■ What you should do ■
Restate the records below exactly. Pictures are not part of the copy.

__________

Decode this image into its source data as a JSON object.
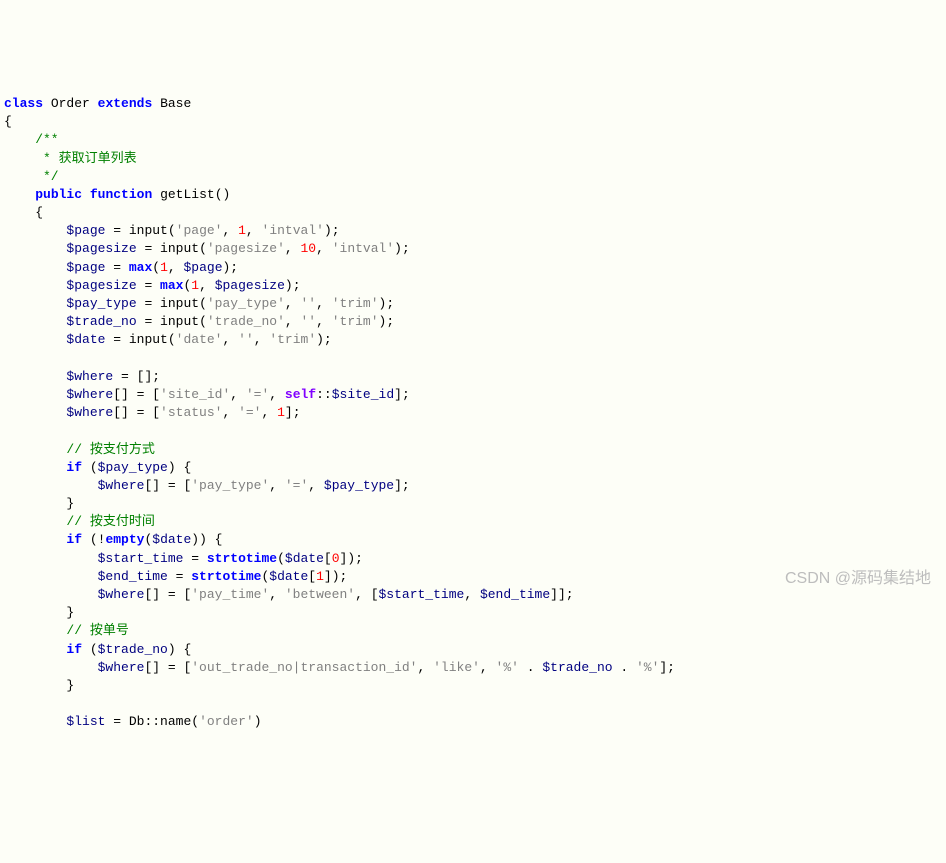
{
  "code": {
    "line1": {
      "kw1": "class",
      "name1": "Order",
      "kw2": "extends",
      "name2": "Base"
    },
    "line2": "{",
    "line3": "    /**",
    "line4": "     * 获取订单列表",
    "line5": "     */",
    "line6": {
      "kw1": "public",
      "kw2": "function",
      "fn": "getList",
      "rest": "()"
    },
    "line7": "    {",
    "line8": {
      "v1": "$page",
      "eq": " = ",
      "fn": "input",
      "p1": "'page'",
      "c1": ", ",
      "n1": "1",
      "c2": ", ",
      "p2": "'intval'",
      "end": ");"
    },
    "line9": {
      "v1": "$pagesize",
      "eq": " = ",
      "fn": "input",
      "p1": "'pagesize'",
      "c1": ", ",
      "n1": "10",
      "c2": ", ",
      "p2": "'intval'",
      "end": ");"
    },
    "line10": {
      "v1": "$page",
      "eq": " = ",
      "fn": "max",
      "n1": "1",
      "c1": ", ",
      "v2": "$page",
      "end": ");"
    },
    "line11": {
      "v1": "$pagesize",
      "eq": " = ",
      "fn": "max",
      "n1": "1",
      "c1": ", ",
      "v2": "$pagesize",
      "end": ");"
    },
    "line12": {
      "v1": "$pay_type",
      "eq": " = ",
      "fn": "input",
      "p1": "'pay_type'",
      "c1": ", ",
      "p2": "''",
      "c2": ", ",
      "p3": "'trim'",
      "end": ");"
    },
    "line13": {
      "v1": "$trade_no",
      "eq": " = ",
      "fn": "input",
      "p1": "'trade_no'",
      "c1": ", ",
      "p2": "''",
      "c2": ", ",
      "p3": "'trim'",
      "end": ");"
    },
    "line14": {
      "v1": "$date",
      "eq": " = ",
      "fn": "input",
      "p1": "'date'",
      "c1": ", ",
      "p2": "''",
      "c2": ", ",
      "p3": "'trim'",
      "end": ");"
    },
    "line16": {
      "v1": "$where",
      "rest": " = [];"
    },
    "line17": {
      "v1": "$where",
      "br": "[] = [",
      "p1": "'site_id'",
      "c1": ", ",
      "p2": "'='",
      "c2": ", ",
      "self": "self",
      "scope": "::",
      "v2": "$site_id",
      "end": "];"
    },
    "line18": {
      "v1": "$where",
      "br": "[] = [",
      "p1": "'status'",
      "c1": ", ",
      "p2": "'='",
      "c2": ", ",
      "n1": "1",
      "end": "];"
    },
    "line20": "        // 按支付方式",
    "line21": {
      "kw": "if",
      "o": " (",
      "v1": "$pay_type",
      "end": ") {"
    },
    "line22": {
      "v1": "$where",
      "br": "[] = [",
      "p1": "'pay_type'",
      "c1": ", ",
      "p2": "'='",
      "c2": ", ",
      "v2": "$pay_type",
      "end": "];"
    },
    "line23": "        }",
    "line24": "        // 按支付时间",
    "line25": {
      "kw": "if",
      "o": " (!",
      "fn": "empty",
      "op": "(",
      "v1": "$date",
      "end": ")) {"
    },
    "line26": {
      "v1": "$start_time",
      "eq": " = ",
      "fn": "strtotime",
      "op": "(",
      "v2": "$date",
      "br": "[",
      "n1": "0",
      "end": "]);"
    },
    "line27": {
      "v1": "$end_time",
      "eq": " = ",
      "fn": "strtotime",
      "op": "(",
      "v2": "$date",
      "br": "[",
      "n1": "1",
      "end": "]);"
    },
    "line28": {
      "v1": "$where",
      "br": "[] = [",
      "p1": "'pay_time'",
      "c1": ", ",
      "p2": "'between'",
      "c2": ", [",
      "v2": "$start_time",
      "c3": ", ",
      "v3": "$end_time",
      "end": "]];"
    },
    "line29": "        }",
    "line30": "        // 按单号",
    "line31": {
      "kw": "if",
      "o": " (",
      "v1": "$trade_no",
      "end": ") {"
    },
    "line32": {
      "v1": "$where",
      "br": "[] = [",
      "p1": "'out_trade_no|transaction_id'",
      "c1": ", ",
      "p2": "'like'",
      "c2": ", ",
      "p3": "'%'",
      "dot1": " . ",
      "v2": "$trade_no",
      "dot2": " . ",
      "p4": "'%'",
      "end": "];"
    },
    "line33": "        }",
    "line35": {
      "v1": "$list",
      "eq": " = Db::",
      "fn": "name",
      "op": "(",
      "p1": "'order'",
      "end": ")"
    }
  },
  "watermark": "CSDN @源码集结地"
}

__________

■ Result of this exercise ■
Decode this image into its source data as a JSON object.
{
  "code": {
    "line1": {
      "kw1": "class",
      "name1": "Order",
      "kw2": "extends",
      "name2": "Base"
    },
    "line2": "{",
    "line3": "    /**",
    "line4": "     * 获取订单列表",
    "line5": "     */",
    "line6": {
      "kw1": "public",
      "kw2": "function",
      "fn": "getList",
      "rest": "()"
    },
    "line7": "    {",
    "line8": {
      "v1": "$page",
      "eq": " = ",
      "fn": "input",
      "p1": "'page'",
      "c1": ", ",
      "n1": "1",
      "c2": ", ",
      "p2": "'intval'",
      "end": ");"
    },
    "line9": {
      "v1": "$pagesize",
      "eq": " = ",
      "fn": "input",
      "p1": "'pagesize'",
      "c1": ", ",
      "n1": "10",
      "c2": ", ",
      "p2": "'intval'",
      "end": ");"
    },
    "line10": {
      "v1": "$page",
      "eq": " = ",
      "fn": "max",
      "n1": "1",
      "c1": ", ",
      "v2": "$page",
      "end": ");"
    },
    "line11": {
      "v1": "$pagesize",
      "eq": " = ",
      "fn": "max",
      "n1": "1",
      "c1": ", ",
      "v2": "$pagesize",
      "end": ");"
    },
    "line12": {
      "v1": "$pay_type",
      "eq": " = ",
      "fn": "input",
      "p1": "'pay_type'",
      "c1": ", ",
      "p2": "''",
      "c2": ", ",
      "p3": "'trim'",
      "end": ");"
    },
    "line13": {
      "v1": "$trade_no",
      "eq": " = ",
      "fn": "input",
      "p1": "'trade_no'",
      "c1": ", ",
      "p2": "''",
      "c2": ", ",
      "p3": "'trim'",
      "end": ");"
    },
    "line14": {
      "v1": "$date",
      "eq": " = ",
      "fn": "input",
      "p1": "'date'",
      "c1": ", ",
      "p2": "''",
      "c2": ", ",
      "p3": "'trim'",
      "end": ");"
    },
    "line16": {
      "v1": "$where",
      "rest": " = [];"
    },
    "line17": {
      "v1": "$where",
      "br": "[] = [",
      "p1": "'site_id'",
      "c1": ", ",
      "p2": "'='",
      "c2": ", ",
      "self": "self",
      "scope": "::",
      "v2": "$site_id",
      "end": "];"
    },
    "line18": {
      "v1": "$where",
      "br": "[] = [",
      "p1": "'status'",
      "c1": ", ",
      "p2": "'='",
      "c2": ", ",
      "n1": "1",
      "end": "];"
    },
    "line20": "        // 按支付方式",
    "line21": {
      "kw": "if",
      "o": " (",
      "v1": "$pay_type",
      "end": ") {"
    },
    "line22": {
      "v1": "$where",
      "br": "[] = [",
      "p1": "'pay_type'",
      "c1": ", ",
      "p2": "'='",
      "c2": ", ",
      "v2": "$pay_type",
      "end": "];"
    },
    "line23": "        }",
    "line24": "        // 按支付时间",
    "line25": {
      "kw": "if",
      "o": " (!",
      "fn": "empty",
      "op": "(",
      "v1": "$date",
      "end": ")) {"
    },
    "line26": {
      "v1": "$start_time",
      "eq": " = ",
      "fn": "strtotime",
      "op": "(",
      "v2": "$date",
      "br": "[",
      "n1": "0",
      "end": "]);"
    },
    "line27": {
      "v1": "$end_time",
      "eq": " = ",
      "fn": "strtotime",
      "op": "(",
      "v2": "$date",
      "br": "[",
      "n1": "1",
      "end": "]);"
    },
    "line28": {
      "v1": "$where",
      "br": "[] = [",
      "p1": "'pay_time'",
      "c1": ", ",
      "p2": "'between'",
      "c2": ", [",
      "v2": "$start_time",
      "c3": ", ",
      "v3": "$end_time",
      "end": "]];"
    },
    "line29": "        }",
    "line30": "        // 按单号",
    "line31": {
      "kw": "if",
      "o": " (",
      "v1": "$trade_no",
      "end": ") {"
    },
    "line32": {
      "v1": "$where",
      "br": "[] = [",
      "p1": "'out_trade_no|transaction_id'",
      "c1": ", ",
      "p2": "'like'",
      "c2": ", ",
      "p3": "'%'",
      "dot1": " . ",
      "v2": "$trade_no",
      "dot2": " . ",
      "p4": "'%'",
      "end": "];"
    },
    "line33": "        }",
    "line35": {
      "v1": "$list",
      "eq": " = Db::",
      "fn": "name",
      "op": "(",
      "p1": "'order'",
      "end": ")"
    }
  },
  "watermark": "CSDN @源码集结地"
}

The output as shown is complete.